“This is more than we bargained for,” Trebon, a young guardsman whose place in the ranks was next to Malchus, said to him. “I thought we should have had at least a month here before we set out. They say the city is as gay as Carthage; and as I have many friends here I have looked forward to a month of jollity before starting. Every night when I lay down on the hard planks of the deck I have consoled myself with the thought that a soft bed awaited me here; and now we have to take at once to the bare ground, with nothing but this skin strapped on the pommel of my saddle to sleep on, and my bernous to cover me. It is colder already a great deal than it was at Carthage; and if that is so here, what will it be on the tops of those jagged mountains we see before us? Why, as I live, that highest one over there is of dazzling white! That must be the snow we have heard of — the rain turned solid by cold, and which they say causes a pain to the naked limbs something like hot iron. Fancy having to sleep in such stuff!”
Malchus laughed at the complaints of his comrade.
“I confess I am glad we are off at once,” he said, “for I was sick of doing nothing but idling away my time at Carthage; and I suppose it would be just the same here. How busy are the streets of the town! Except for the sight of the mountains which we see through the breaks of the houses, one might believe one’s self still at home.”
The aspect of Carthagena, indeed, closely resembled that of the mother city, and the inhabitants were of the same race and blood.

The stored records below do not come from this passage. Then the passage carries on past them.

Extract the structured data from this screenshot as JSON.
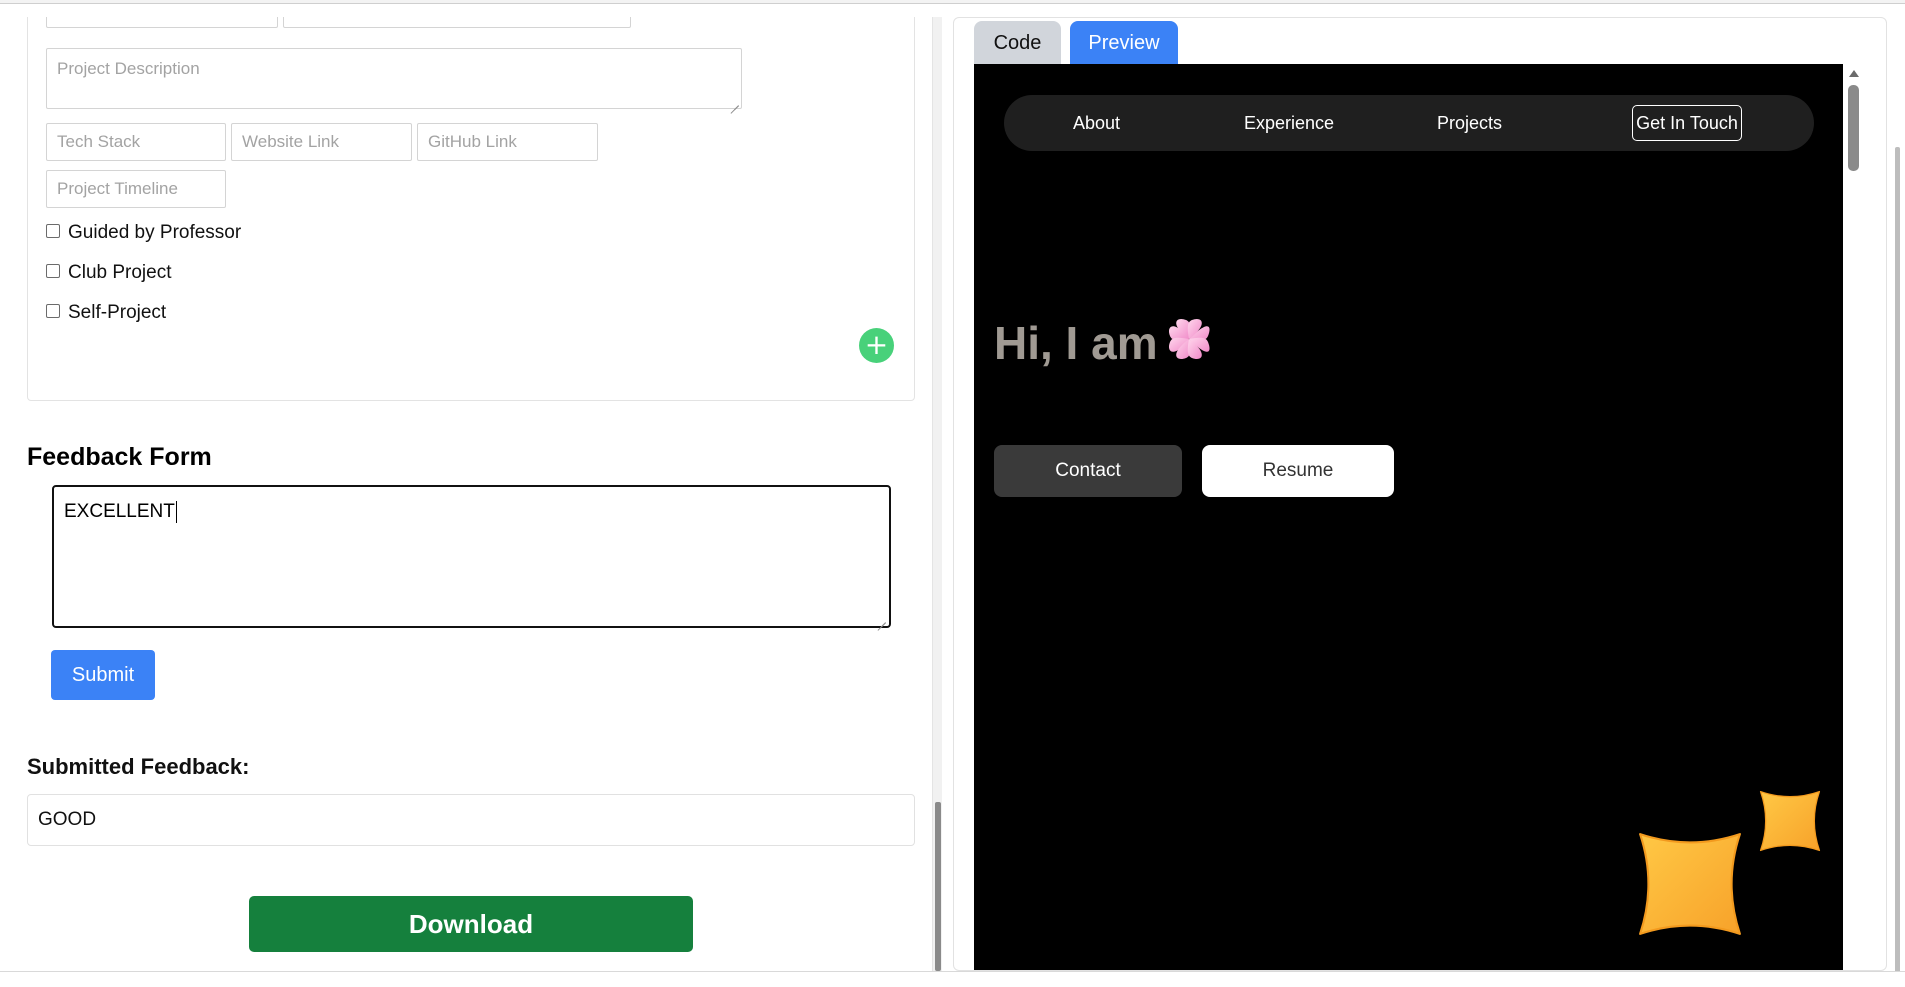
{
  "project_form": {
    "description_placeholder": "Project Description",
    "tech_stack_placeholder": "Tech Stack",
    "website_placeholder": "Website Link",
    "github_placeholder": "GitHub Link",
    "timeline_placeholder": "Project Timeline",
    "checkboxes": [
      {
        "label": "Guided by Professor",
        "checked": false
      },
      {
        "label": "Club Project",
        "checked": false
      },
      {
        "label": "Self-Project",
        "checked": false
      }
    ],
    "add_icon": "plus-circle-icon",
    "add_symbol": "+"
  },
  "feedback": {
    "title": "Feedback Form",
    "input_value": "EXCELLENT",
    "submit_label": "Submit",
    "submitted_label": "Submitted Feedback:",
    "submitted_value": "GOOD"
  },
  "download_label": "Download",
  "tabs": [
    {
      "label": "Code",
      "active": false
    },
    {
      "label": "Preview",
      "active": true
    }
  ],
  "preview": {
    "nav": [
      "About",
      "Experience",
      "Projects"
    ],
    "nav_cta": "Get In Touch",
    "hero_title": "Hi, I am",
    "contact_label": "Contact",
    "resume_label": "Resume",
    "icons": [
      "flower-icon",
      "sparkle-star-icon"
    ]
  },
  "colors": {
    "primary_blue": "#3b82f6",
    "download_green": "#15803d",
    "add_green": "#48d17a",
    "preview_bg": "#000000",
    "star_orange": "#fbb03b",
    "flower_pink": "#f6a6d6"
  }
}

Carthagena had in the first place been formed by a great colony of Libyans. The inhabitants of that province inhabiting the seaports and coasts near Carthage were a mixture of Phoenician and native blood. They were ever impatient of the supremacy of Carthage, and their rebellions were frequent and often dangerous. After the suppression of these insurrections, Carthage, sensible of the danger arising from the turbulence of her neighbours, deported great numbers of them to form colonies. Vast numbers were sent up into the Soudan, which was then one of the most important possessions of the republic. The most extensive, however, of these forced emigrations was the great colony sent to found Carthagena, which had thus in a very few years, under the fostering genius of the great Hamilcar, become a great and prosperous city.
Carthage itself had thus suddenly sprung into existence. After many internal troubles the democracy of Tyre had gained the upper hand in that city; and finding their position intolerable, the whole of the aristocracy decided to emigrate, and, sailing with a great fleet under their queen Dido or Elisa — for she was called by both names — founded Carthage. This triumph of the democracy in Tyre, as might be expected, proved the ruin of that city. Very rapidly she fell from the lofty position she had held, and her place in the world and her proud position as Queen of the Seas was very speedily taken by Carthage.